Several connections are made between internationalization and topic/areas related to higher education. The internationalization through dual and joint programs would allow the students of higher education institutions the opportunity to study multiple subjects at the same time. An article in the US News and World Reports defines dual degree as “Dual degree programs show both degrees on a student’s diploma. The program is formally organized by the university and may involve a great deal of overlap to minimize time spent and cost…” and joint degree as “Some joint degrees combine two or more areas of study in two separate departments on the same campus or at two different universities, Kent says, and are interdisciplinary in nature. Joint and dual degrees are also common structures for international programs, some of which are conferred jointly by different universities in different countries, or conferred separately as dual degrees by international partner institutions.” Dual degrees programs seem to be similar to double majoring and joint degree programs are more synchronized than dual programs, there is a connection between the subjects you are studying. A student can potentially earn a dual/joint degree at their home country and spend a significant amount of time at their host school abroad.

The internationalization of joint and dual degree programs is directly linked to student mobility. Most student mobility is connected to credit mobility but if more joint and dual degree programs were established it could lead to further growth in student mobility.  In order to help alleviate the risks that are discussed in the report, institutions must ensure that dual and joint degree programs are all round beneficial for all parties involved- home and host institutions, students and faculty/staff.  An article in Business World discusses how the Indian government is pushing for international collaborations like dual and joint degree programs.
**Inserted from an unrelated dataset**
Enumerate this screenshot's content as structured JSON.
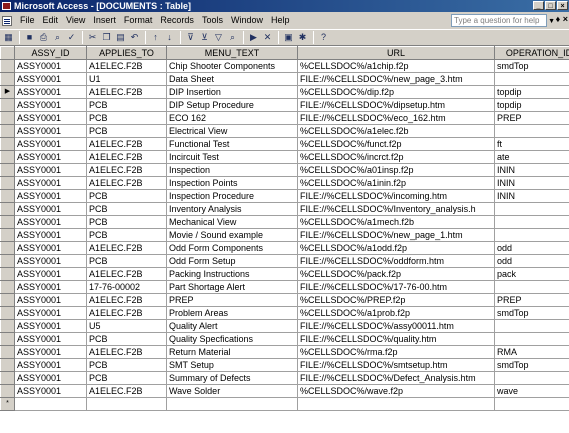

ICT assisting institutions in internationalization is another area worth further discussion. More and more universities and colleges are introducing or expanding the online presence of their classes. Connecting information and computing technology with the internationalization policies of higher education institutions can run into some of the same concerns that people have about MOOCs and fully online classes. However, a major advantage for ICT assistance in internationalization is that it could help with internationalization at home. It could connect the non-mobile student with international experiences or at least an international perspective. By using ICT to help with internationalization, universities and college understand the need to bring internationalization to all its students. Two articles in the Chronicle of Higher Education discuss the pros and cons of using MOOCs with regards to internationalization.

In order for ICT assistance to be successfully there has to be systems in place that would ensure that the benefits and skills that are gained through face to face instruction are still there for the students.

W2- Technology and Branch Campuses

I wanted to share couple of my articles related to Oxford report on Trends in International Higher Education. The report highlighted that “International branch campuses are expanding to include non-traditional countries.” It added that

While branch campuses remain a popular facet of institutional international strategies, there have been a number of high profile closures.

In my previous article “International branch campuses get too much attention“, I have argued that branch campuses are infrastructure-intensive efforts that come with high financial and reputational risks and higher education institutions interested in global engagement may also experiment with emerging online learning efforts. These are low-cost, flexible alternative for ‘glocal’ students to potentially earn a foreign credential – ‘glocal’ students aspire to earn an international education or experience without having to leave their home or region.

This directly connects with another trends identified by the Oxford report on technology. While the Oxford report takes a critical view of MOOCs, it does recognizes that “Technology is becoming central to the process of learning and teaching in higher education and, in some countries, is driving wider access to education and training.”

The landscape of internationalization is still shifting with no one size fit all approach, but experimentation with technology is emerging as a new strategy for global engagement.

Feel free to critique/comment on this theme in your future posts.

Related links:

The international branch campus: Models and trends, Line Verbik

The new branch campus model: expand at home, compete everywhere, ICEF

International branch campuses of UK universities in UAE: Highlights from QAA

– Rahul